(5) Unlawful command influence will be an issue in this case. Note this quote from the Washington Times story: "The source said the "highest levels" of government made the decision to arrest Capt. Yee, who had been kept under surveillance for some time." That means the decision to arrest Captain Yee came from 1600 Penn. Ave and the E-Ring of the Pentagon, and that prosecutorial decisions will likely have to be vetted in both places as well. Unfortunately, the UCMJ expressly prohibits command influence on the actual trial, and the actual decision to bring charges. The Commander of SouthCom will have to do his best to resist pressure from the President and SecDef here if he wants his verdict to stand. I guarantee that Captain Yee's defense counsel will raise this issue on appeal.
I plan to follow this story as it develops. More to follow...
See also the sites hosted by Donald Sensing and Winds of Change for some interesting commentary and links regarding Captain Yee. As I find more good links on the subject, I'll post them. I imagine we'll see a lot more reporting on this case than those of enemy combatants Jose Padilla and Yaser Hamdi, because the depth of the betrayal is so great in Captain Yee's case (assuming the facts are as alleged).

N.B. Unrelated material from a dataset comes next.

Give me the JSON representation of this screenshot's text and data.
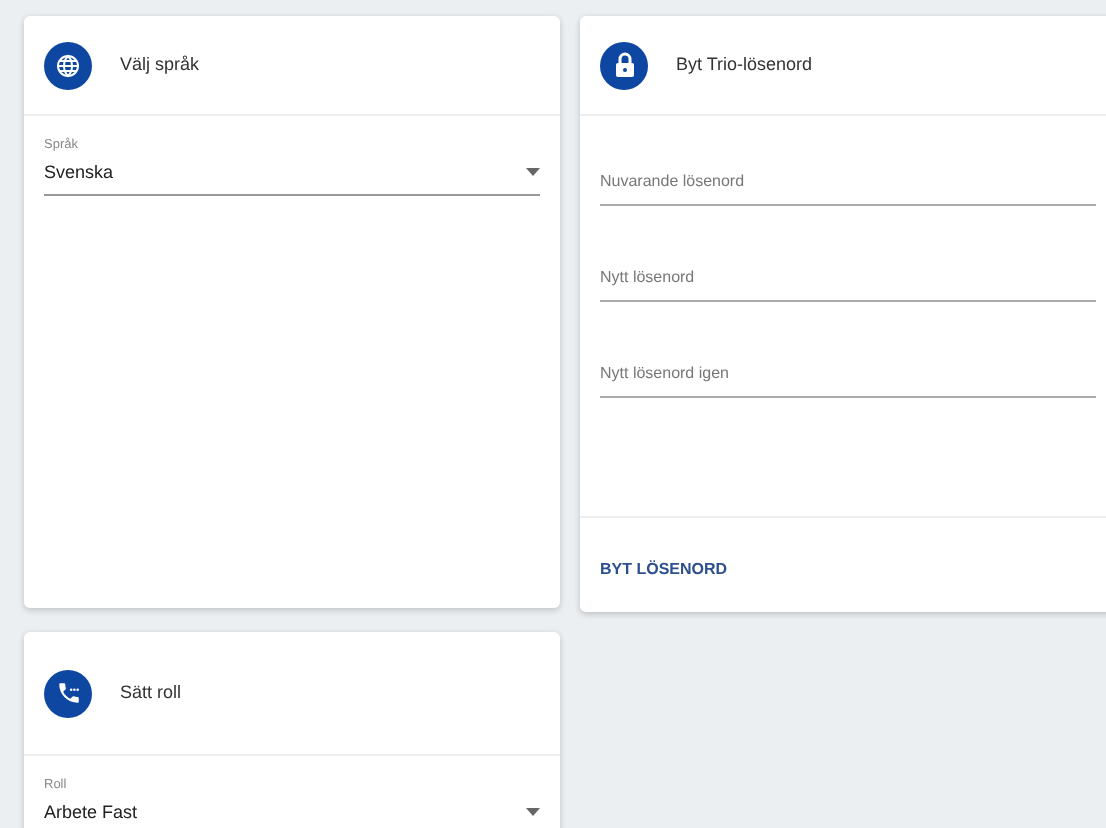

And also check out Jeff Quinton's notes at Backcountry Conservative, which includes some really good research into CPT Yee and various other issues in this case. Among other things, Quinton has a State Department story on CPT Yee, a Seattle Post-Intelligencer profile of CPT Yee, and a DoD press release discussing the Muslim clerics currently serving as American military chaplains.